KBO Model Day 1

Yesterday was opening day for the KBO, the Korean baseball major league. While I missed it, as in, I didn’t follow it, I was excited for the first semblance of live sports returning.

To celebrate, and atone for missing opening day, I’ve decided to make a model similar to my 2019 MLB model, only applying what I have learned since.


There is a ton more I can and should write about last year’s MLB model, but here’s the gist:

  • I based the work on Joe Peta’s Trading Bases
  • As a baseline, I used full season win projections.
  • For each match up, I’d use the announced starting pitchers and lineups to adjust the baseline winning percentages. For example, if a team was expected to win 82 games (.500 recored or 50% of their games), but was starting their ace, whose WAR was significantly higher than the rest of the staff, the team might be expected to win 98 games (.605 or 60% of their games). These adjustments were also applied to every position player as well.
  • Historically, home teams in the MLB have won 54% of their games. This has been an extremely stable fact for over 100 years. This equates to an 8% home field advantage (54% - 46% = 8%). So I’d add 8% win percentage to the home team.
  • To calculate the final win expectance for both teams, I’d divide their final expected win percentage by the sum of their two percentages.
  • I’d compare those percentages to the implied probability from the betting market moneylines. Where my win expectancy for a team exceeded the market’s implied odds, I’d bet on that team. The higher the discrepancy, the larger the wager.

I started all this work before spring training, and tested the model and automations through out it so that I was ready for opening day.

For the KBO, I was already a day late. So I started as simply as I could for today’s slate.

KBOMitchster, Day 1

Not only am I late to the party, I’m data poor. There is a lot of really rich, interesting MLB data thanks to Sabermetric sites like Baseball Prospectus and Fangraphs. I’m still trying to wrap my head around what data is available for the KBO. A lot of resources are, unsurprisingly, in Korean. Which I don’t read.

Luckily, Fangraphs published a ZiPS-based projected standings including total win projections. So the first cut of the model starts with that as a wins baseline. As of now, I don’t have granular WAR or similar player values, so I’m having to roll with just the baseline wins for now.

For home field advantage, some quick googling did not uncover a similar home field advantage published for the KBO, so I rolled with the 8% MLB number. For today’s games (which happen at 5:30am ET), the simplified model spit out picks on all 5 games, all 5 were heavy dogs, 3 home and 2 away, with “edges” of 3-10%.

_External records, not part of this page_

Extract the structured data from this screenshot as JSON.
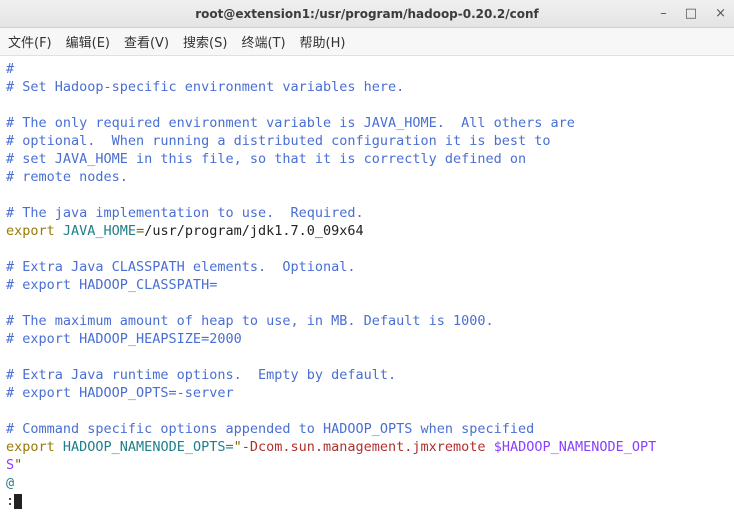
{
  "window": {
    "title": "root@extension1:/usr/program/hadoop-0.20.2/conf",
    "btn_min": "–",
    "btn_max": "□",
    "btn_close": "×"
  },
  "menu": {
    "file": "文件(F)",
    "edit": "编辑(E)",
    "view": "查看(V)",
    "search": "搜索(S)",
    "terminal": "终端(T)",
    "help": "帮助(H)"
  },
  "content": {
    "l1_hash": "#",
    "l2": "# Set Hadoop-specific environment variables here.",
    "l4": "# The only required environment variable is JAVA_HOME.  All others are",
    "l5": "# optional.  When running a distributed configuration it is best to",
    "l6": "# set JAVA_HOME in this file, so that it is correctly defined on",
    "l7": "# remote nodes.",
    "l9": "# The java implementation to use.  Required.",
    "l10_export": "export",
    "l10_var": " JAVA_HOME",
    "l10_eq": "=",
    "l10_val": "/usr/program/jdk1.7.0_09x64",
    "l12": "# Extra Java CLASSPATH elements.  Optional.",
    "l13": "# export HADOOP_CLASSPATH=",
    "l15": "# The maximum amount of heap to use, in MB. Default is 1000.",
    "l16": "# export HADOOP_HEAPSIZE=2000",
    "l18": "# Extra Java runtime options.  Empty by default.",
    "l19": "# export HADOOP_OPTS=-server",
    "l21": "# Command specific options appended to HADOOP_OPTS when specified",
    "l22_export": "export",
    "l22_var": " HADOOP_NAMENODE_OPTS=",
    "l22_q": "\"",
    "l22_str": "-Dcom.sun.management.jmxremote ",
    "l22_spec": "$HADOOP_NAMENODE_OPT",
    "l23_spec": "S",
    "l23_q": "\"",
    "l24_at": "@",
    "prompt": ":"
  }
}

The results: 1-4. Not great. Small sample size and all, but pausing until I can refine a bit. I’ve found a scraper for historical KBO results, so I’m going to try to tackle seeing what the real home field advantage in KBO is. Perhaps I’m over estimating the impact of home field in KBO—especially given that all the stadiums are empty right now.

Next up: KBO Model Day 2: KBO Home Field Advantage